Data extracted from a collection
━━━━━━━━
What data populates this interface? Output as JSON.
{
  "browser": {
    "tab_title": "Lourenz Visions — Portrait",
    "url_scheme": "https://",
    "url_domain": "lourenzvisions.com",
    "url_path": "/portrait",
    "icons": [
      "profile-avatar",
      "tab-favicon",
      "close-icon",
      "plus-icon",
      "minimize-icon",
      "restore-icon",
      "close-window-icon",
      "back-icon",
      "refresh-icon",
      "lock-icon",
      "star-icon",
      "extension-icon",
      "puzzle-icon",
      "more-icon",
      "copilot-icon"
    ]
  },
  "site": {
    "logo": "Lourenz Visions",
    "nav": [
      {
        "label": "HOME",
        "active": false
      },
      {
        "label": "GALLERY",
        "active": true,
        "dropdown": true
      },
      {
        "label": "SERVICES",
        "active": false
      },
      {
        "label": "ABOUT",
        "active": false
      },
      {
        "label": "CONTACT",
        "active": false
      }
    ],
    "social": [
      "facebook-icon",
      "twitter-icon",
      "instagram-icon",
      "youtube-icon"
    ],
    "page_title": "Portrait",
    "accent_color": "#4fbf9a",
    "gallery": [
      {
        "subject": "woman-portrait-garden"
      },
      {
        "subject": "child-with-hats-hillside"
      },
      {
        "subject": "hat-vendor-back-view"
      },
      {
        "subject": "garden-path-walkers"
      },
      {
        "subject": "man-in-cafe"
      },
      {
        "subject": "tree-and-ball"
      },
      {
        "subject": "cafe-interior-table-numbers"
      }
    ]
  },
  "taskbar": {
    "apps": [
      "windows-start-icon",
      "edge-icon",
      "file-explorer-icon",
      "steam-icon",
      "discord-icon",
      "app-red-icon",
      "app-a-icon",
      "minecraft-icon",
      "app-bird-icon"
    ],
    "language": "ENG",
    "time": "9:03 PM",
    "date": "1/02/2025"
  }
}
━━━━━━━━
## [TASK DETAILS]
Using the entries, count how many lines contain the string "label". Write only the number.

## [SOLUTION]
5